---------- DATA SUPPLIED
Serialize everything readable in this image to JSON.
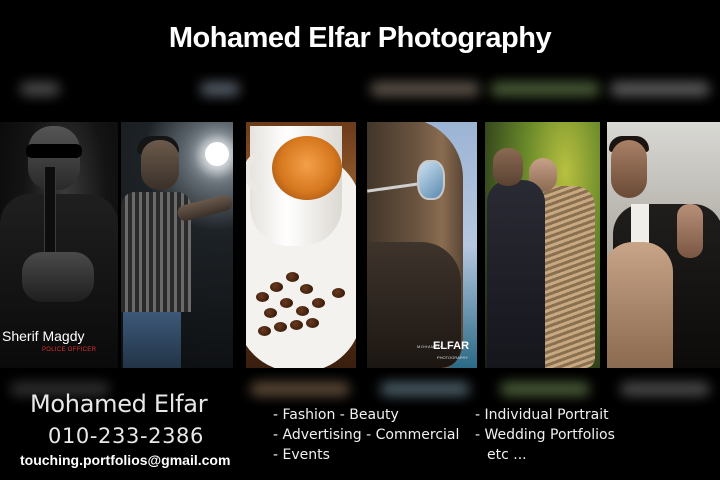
{
  "header": {
    "title": "Mohamed Elfar Photography"
  },
  "photos": [
    {
      "caption_name": "Sherif Magdy",
      "caption_role": "POLICE OFFICER"
    },
    {},
    {},
    {
      "logo_top": "MOHAMED",
      "logo_main": "ELFAR",
      "logo_sub": "PHOTOGRAPHY"
    },
    {},
    {}
  ],
  "contact": {
    "name": "Mohamed Elfar",
    "phone": "010-233-2386",
    "email": "touching.portfolios@gmail.com"
  },
  "services": {
    "column1": [
      "- Fashion - Beauty",
      "- Advertising - Commercial",
      "- Events"
    ],
    "column2": [
      "- Individual Portrait",
      "- Wedding Portfolios",
      "etc ..."
    ]
  },
  "colors": {
    "background": "#000000",
    "text": "#ffffff",
    "caption_accent": "#e03030"
  }
}
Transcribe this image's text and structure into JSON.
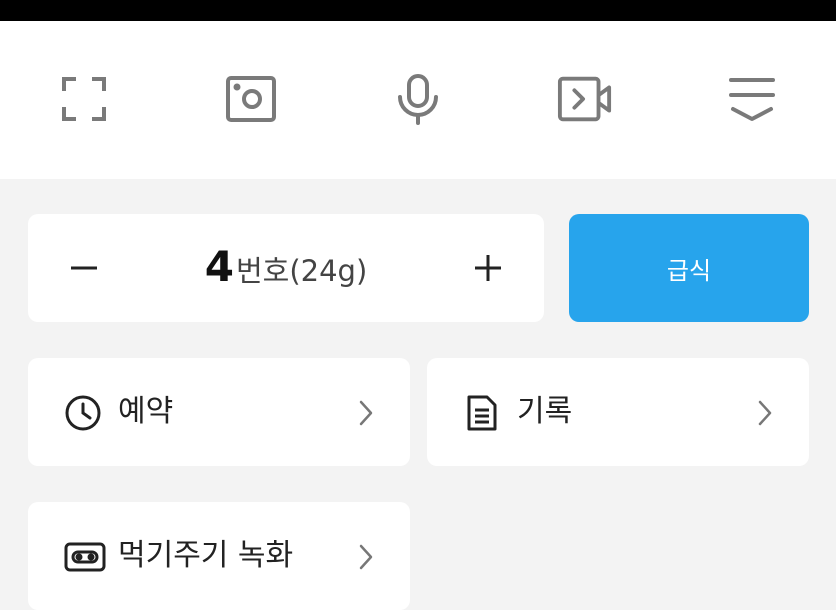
{
  "toolbar": {
    "icons": [
      "fullscreen-icon",
      "snapshot-icon",
      "microphone-icon",
      "video-record-icon",
      "collapse-icon"
    ]
  },
  "portion": {
    "minus_icon": "minus-icon",
    "number": "4",
    "unit": "번호",
    "weight": "(24g)",
    "plus_icon": "plus-icon"
  },
  "feed_button": {
    "label": "급식",
    "color": "#27a4ec"
  },
  "menu": {
    "reserve": {
      "label": "예약",
      "icon": "clock-icon"
    },
    "records": {
      "label": "기록",
      "icon": "document-icon"
    },
    "recording": {
      "label": "먹기주기 녹화",
      "icon": "cassette-icon"
    }
  }
}
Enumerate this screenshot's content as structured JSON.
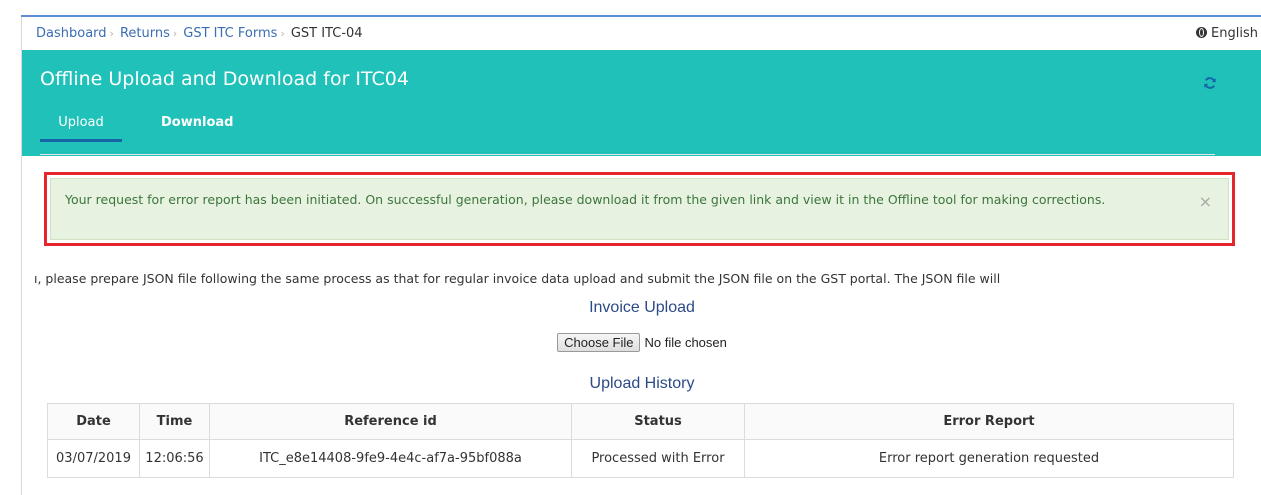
{
  "breadcrumb": {
    "items": [
      "Dashboard",
      "Returns",
      "GST ITC Forms"
    ],
    "current": "GST ITC-04"
  },
  "language": {
    "label": "English",
    "icon": "globe-icon"
  },
  "header": {
    "title": "Offline Upload and Download for ITC04",
    "refresh_icon": "refresh-icon",
    "tabs": [
      {
        "label": "Upload",
        "active": true
      },
      {
        "label": "Download",
        "active": false
      }
    ]
  },
  "alert": {
    "message": "Your request for error report has been initiated. On successful generation, please download it from the given link and view it in the Offline tool for making corrections.",
    "close_icon": "close-icon",
    "close_label": "×"
  },
  "info_text": "ı, please prepare JSON file following the same process as that for regular invoice data upload and submit the JSON file on the GST portal. The JSON file will",
  "upload": {
    "title": "Invoice Upload",
    "choose_button": "Choose File",
    "file_status": "No file chosen"
  },
  "history": {
    "title": "Upload History",
    "columns": [
      "Date",
      "Time",
      "Reference id",
      "Status",
      "Error Report"
    ],
    "rows": [
      [
        "03/07/2019",
        "12:06:56",
        "ITC_e8e14408-9fe9-4e4c-af7a-95bf088a",
        "Processed with Error",
        "Error report generation requested"
      ]
    ]
  },
  "colors": {
    "header_bg": "#1fc1b8",
    "alert_bg": "#e8f2e0",
    "alert_text": "#3c763d",
    "highlight_border": "#e6262e",
    "link": "#3a6db5",
    "active_tab_underline": "#1565a8"
  }
}
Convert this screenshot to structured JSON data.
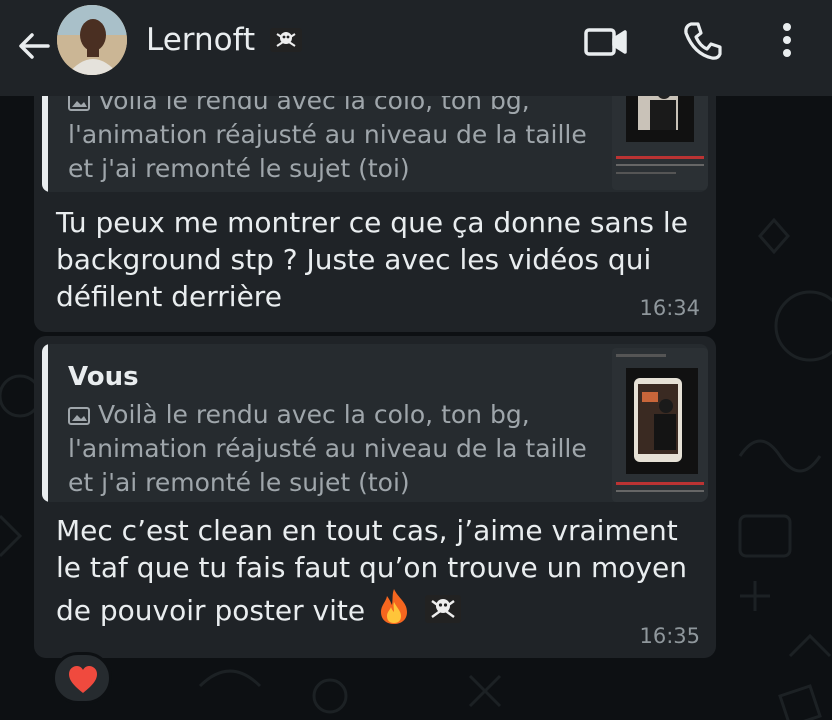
{
  "header": {
    "contact_name": "Lernoft",
    "name_emoji": "pirate-flag"
  },
  "messages": [
    {
      "quote_text": "Voilà le rendu avec la colo, ton bg, l'animation réajusté au niveau de la taille et j'ai remonté le sujet (toi)",
      "body": "Tu peux me montrer ce que ça donne sans le background stp ? Juste avec les vidéos qui défilent derrière",
      "time": "16:34"
    },
    {
      "quote_author": "Vous",
      "quote_text": "Voilà le rendu avec la colo, ton bg, l'animation réajusté au niveau de la taille et j'ai remonté le sujet (toi)",
      "body": "Mec c’est clean en tout cas, j’aime vraiment le taf que tu fais faut qu’on trouve un moyen de pouvoir poster vite",
      "body_emojis": [
        "fire",
        "pirate-flag"
      ],
      "time": "16:35",
      "reaction": "heart"
    }
  ],
  "colors": {
    "header_bg": "#1f2327",
    "bubble_bg": "#1f2327",
    "chat_bg": "#0d1013",
    "text": "#e9edef",
    "muted": "#9fa6ab"
  }
}
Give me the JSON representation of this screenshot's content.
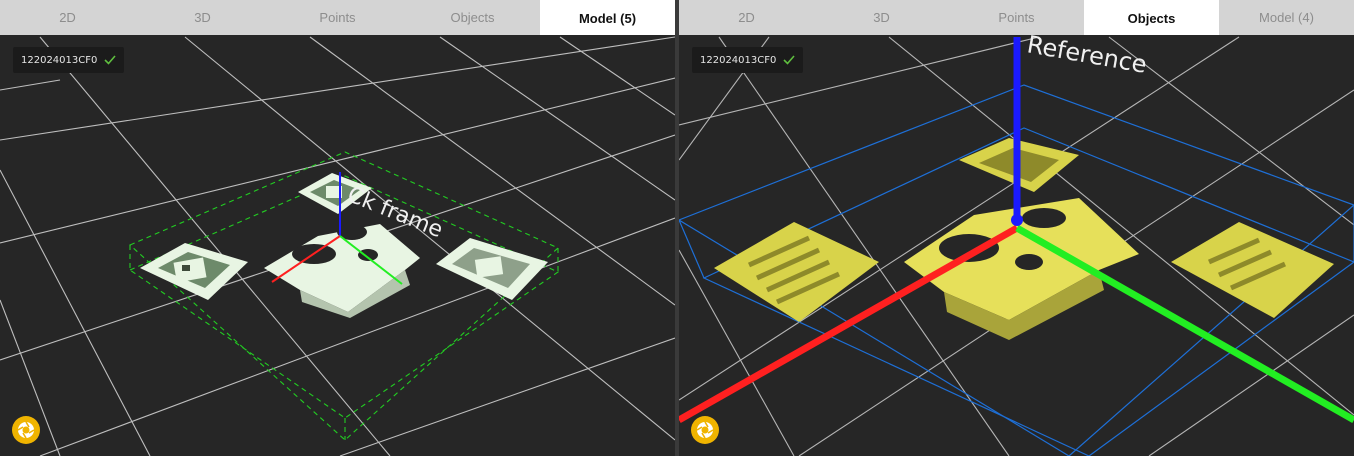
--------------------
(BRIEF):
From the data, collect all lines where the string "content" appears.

(ANSWER TO THIS PROBLEM):
Enumerate this screenshot's content as structured JSON.
Give me the JSON representation of this screenshot's content.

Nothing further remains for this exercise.